The TV miniseries Roots is based on an historical novel by Alex Haley, who traced his family’s history from Western Africa through slavery in the U.S. past post-Civil War emancipation. First aired in 1977, the groundbreaking show broke Nielsen ratings records and received 36 Emmy Award nominations. The final episode had more than 100 million viewers. On February 4, several of the stars — LeVar Burton, Ben Vereen, Lou Gosset Jr. and Leslie Uggams — will participate in a discussion about the show’s legacy at the Museum of the Moving Image. As this event is presented in collaboration with the PBS series Pioneers of Television, Donald Thoms, vice president of programs at PBS, will moderate.
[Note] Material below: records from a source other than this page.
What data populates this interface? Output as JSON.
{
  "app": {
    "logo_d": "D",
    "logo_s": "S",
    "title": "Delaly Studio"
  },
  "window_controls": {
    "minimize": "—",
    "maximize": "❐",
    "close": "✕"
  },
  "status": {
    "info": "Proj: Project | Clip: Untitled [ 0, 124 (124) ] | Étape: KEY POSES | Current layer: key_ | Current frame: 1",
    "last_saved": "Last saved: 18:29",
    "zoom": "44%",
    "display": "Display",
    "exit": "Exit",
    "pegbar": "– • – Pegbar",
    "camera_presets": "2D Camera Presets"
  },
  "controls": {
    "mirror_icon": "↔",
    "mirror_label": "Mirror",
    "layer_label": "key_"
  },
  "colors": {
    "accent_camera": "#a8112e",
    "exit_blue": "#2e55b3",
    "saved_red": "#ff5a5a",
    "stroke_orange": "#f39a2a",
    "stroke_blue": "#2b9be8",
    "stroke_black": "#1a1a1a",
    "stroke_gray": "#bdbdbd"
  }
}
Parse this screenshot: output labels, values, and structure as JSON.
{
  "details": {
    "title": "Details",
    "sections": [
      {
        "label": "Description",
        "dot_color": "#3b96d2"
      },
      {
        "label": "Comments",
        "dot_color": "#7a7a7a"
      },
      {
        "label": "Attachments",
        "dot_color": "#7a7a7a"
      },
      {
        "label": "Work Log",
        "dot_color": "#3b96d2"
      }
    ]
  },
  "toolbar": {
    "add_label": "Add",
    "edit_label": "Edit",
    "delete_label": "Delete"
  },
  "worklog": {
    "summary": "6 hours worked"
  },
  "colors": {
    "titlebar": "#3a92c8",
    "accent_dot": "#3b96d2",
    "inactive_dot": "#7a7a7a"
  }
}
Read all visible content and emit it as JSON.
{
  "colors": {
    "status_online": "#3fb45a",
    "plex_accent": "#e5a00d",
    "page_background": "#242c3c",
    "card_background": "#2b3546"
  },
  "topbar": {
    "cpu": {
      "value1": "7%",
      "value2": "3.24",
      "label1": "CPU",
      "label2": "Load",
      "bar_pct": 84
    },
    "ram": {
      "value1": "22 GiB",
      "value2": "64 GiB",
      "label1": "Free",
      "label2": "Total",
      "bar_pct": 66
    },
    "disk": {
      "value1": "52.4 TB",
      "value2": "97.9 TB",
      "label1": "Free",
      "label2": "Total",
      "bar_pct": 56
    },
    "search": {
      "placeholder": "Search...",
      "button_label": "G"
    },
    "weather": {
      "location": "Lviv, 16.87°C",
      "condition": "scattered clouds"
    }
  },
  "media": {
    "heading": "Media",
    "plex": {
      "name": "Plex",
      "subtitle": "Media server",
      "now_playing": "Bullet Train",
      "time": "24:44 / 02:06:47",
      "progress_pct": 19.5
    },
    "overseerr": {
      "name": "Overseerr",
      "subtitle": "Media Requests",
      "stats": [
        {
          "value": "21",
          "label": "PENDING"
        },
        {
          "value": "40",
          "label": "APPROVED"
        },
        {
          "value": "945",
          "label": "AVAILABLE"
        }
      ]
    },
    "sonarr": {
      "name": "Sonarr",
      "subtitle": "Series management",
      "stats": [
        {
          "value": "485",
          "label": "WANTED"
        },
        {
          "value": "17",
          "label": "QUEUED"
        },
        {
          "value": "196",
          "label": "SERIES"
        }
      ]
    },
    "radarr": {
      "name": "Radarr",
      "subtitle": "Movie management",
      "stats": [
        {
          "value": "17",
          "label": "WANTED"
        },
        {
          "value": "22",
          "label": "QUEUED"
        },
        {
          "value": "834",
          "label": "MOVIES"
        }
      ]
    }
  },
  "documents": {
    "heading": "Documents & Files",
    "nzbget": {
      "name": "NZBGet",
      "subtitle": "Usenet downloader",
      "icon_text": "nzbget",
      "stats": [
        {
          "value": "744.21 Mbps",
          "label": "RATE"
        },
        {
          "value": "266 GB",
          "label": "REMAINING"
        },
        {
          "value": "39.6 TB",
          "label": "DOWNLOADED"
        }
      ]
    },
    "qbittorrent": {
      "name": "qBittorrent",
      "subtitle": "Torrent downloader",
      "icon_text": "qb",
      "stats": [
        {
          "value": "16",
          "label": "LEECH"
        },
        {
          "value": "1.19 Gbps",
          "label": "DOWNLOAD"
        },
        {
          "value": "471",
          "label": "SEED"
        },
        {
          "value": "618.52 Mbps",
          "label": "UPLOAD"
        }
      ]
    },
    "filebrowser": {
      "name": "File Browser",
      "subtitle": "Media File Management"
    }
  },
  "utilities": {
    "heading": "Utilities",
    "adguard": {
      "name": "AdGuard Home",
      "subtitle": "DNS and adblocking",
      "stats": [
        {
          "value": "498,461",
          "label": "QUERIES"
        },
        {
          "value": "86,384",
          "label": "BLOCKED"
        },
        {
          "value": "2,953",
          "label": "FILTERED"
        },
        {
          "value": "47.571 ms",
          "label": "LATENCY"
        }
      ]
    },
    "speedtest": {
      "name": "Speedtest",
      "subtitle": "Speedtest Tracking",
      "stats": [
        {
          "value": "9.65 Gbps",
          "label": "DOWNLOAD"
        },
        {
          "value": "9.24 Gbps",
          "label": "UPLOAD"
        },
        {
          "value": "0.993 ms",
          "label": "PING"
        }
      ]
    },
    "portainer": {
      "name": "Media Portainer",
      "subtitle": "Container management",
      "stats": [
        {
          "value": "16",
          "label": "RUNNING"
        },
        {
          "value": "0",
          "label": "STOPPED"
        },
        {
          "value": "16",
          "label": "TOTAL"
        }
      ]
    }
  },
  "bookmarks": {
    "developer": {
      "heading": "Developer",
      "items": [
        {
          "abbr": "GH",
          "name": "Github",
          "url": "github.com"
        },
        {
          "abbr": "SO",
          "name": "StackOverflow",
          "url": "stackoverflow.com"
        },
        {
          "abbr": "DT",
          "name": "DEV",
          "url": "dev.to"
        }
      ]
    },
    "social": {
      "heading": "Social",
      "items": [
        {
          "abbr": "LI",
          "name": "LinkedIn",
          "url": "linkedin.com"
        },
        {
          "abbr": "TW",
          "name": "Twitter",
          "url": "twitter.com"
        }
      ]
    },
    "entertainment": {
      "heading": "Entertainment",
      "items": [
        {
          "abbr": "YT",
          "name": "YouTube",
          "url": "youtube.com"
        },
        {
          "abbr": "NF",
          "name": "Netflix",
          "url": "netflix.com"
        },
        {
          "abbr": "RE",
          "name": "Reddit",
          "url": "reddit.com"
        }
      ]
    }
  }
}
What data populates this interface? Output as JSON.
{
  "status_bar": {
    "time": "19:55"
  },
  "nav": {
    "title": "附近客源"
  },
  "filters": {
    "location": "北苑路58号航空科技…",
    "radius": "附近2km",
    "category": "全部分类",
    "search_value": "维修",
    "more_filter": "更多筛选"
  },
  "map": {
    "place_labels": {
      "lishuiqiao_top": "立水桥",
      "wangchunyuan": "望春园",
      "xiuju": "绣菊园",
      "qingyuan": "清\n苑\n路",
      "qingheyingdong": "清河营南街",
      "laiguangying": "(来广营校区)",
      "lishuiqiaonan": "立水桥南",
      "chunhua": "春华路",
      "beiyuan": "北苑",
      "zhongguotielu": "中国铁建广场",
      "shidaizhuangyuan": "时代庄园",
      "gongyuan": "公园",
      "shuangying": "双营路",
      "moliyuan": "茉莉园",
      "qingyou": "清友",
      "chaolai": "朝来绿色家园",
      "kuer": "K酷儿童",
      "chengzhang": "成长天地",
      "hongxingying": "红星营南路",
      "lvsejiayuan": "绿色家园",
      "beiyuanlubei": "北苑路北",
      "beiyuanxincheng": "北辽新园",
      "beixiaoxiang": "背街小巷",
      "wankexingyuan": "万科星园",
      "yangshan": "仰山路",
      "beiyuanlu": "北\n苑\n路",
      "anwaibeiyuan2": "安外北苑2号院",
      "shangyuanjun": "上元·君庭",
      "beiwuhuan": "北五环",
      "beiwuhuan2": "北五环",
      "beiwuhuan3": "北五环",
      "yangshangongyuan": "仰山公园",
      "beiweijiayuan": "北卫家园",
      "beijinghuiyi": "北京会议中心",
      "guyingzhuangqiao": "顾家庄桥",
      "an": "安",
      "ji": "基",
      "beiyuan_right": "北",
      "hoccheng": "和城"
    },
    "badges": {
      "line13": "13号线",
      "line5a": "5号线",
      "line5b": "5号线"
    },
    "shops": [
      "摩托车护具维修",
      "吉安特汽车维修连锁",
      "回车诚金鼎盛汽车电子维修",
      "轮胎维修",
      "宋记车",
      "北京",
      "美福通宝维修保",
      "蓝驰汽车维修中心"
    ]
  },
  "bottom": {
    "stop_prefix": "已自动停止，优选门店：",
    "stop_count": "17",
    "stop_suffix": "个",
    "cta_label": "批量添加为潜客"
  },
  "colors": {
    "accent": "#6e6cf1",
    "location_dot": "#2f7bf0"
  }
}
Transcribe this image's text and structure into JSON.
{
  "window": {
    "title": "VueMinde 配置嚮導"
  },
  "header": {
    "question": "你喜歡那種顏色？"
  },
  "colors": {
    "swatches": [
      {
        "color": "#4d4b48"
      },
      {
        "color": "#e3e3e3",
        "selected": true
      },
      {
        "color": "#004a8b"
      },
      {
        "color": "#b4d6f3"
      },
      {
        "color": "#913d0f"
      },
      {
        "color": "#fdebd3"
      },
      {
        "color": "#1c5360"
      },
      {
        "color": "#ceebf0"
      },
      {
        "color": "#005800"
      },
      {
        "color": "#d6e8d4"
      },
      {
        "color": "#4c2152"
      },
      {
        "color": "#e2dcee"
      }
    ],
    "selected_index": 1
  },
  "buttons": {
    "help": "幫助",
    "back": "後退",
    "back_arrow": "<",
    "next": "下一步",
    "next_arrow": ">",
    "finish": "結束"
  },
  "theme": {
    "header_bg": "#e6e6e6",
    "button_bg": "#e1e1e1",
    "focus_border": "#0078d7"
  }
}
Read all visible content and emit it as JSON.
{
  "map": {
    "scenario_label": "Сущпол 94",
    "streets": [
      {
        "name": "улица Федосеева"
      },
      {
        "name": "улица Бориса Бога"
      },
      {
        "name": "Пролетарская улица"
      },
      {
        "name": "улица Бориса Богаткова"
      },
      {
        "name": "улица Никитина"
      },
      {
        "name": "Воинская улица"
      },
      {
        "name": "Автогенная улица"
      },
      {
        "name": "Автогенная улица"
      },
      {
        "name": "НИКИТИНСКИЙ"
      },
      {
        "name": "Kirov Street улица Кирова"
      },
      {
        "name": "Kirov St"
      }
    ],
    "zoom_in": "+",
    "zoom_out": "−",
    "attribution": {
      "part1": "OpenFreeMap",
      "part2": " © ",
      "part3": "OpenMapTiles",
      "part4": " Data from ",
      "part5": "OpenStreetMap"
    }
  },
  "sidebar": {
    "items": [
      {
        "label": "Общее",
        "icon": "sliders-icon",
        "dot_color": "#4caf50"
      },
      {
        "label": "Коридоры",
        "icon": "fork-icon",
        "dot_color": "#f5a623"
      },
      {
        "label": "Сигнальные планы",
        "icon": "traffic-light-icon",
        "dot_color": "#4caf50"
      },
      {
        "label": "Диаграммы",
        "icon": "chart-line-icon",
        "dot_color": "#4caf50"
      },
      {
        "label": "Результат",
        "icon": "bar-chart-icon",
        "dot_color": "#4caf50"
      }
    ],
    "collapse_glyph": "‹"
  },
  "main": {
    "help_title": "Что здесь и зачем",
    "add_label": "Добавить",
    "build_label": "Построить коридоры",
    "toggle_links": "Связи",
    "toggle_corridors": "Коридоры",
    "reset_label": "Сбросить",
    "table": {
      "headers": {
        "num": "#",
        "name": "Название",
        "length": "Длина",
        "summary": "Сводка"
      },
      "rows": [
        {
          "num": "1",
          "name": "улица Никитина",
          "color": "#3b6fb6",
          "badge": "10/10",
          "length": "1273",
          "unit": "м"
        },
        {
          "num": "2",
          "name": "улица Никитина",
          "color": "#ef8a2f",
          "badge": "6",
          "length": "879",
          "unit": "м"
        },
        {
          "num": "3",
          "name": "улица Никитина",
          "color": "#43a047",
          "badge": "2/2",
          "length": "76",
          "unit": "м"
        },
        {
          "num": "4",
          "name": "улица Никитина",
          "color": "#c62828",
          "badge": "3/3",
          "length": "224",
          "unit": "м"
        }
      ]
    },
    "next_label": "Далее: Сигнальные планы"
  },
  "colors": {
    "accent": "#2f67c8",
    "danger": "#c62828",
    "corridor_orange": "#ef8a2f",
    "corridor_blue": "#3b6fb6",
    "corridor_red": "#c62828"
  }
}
He predicts that he’ll be remembered mostly for playing Little Enos in the Smokey and the Bandit trilogy, but Paul Williams was a cultural icon in the 1970s and 1980s as a singer, songwriter, actor and Tonight Show with Johnny Carson regular. A Hall of Fame songwriter who has won an Oscar, Grammy and Golden Globe, his songs have been recorded by everybody from Ella Fitzgerald to David Bowie to Tony Bennett to Kermit the Frog. Williams also wrote the song scores to films such as Bugsy Malone and A Star is Born, as well as the currently touring musical Happy Days. The Nebraska native’s career, including his recent comeback, will be showcased at the Museum of the Moving Image, and he will be present for all screenings. Consider the schedule: Phantom of the Paradise, Jan. 25, 7 pm; The Muppet Movie, Jan. 26, 3 pm; Paul Williams: Still Alive, Jan. 27, 3 pm; Ishtar, Jan. 27, 6 pm.
This revolution will be televised! Peter Burr is a “DIY Underground” cartoonist and musician. The Portland-raised video and performance artist plies his trade tonight at the Museum of the Moving Image with Special Effect, a live “television show from the future” inspired by Andrei Tarkovsky’s 1979 Russian film Stalker. The production, a recent smash hit in Australia, features screenings of 20 short (roughly 30-second) animations from underground video label Cartune Xprez, original experimental music from Lucky Dragons and Seabat and a live performance by Burr, replete with laser beams, green screens and a hacked Kinect camera.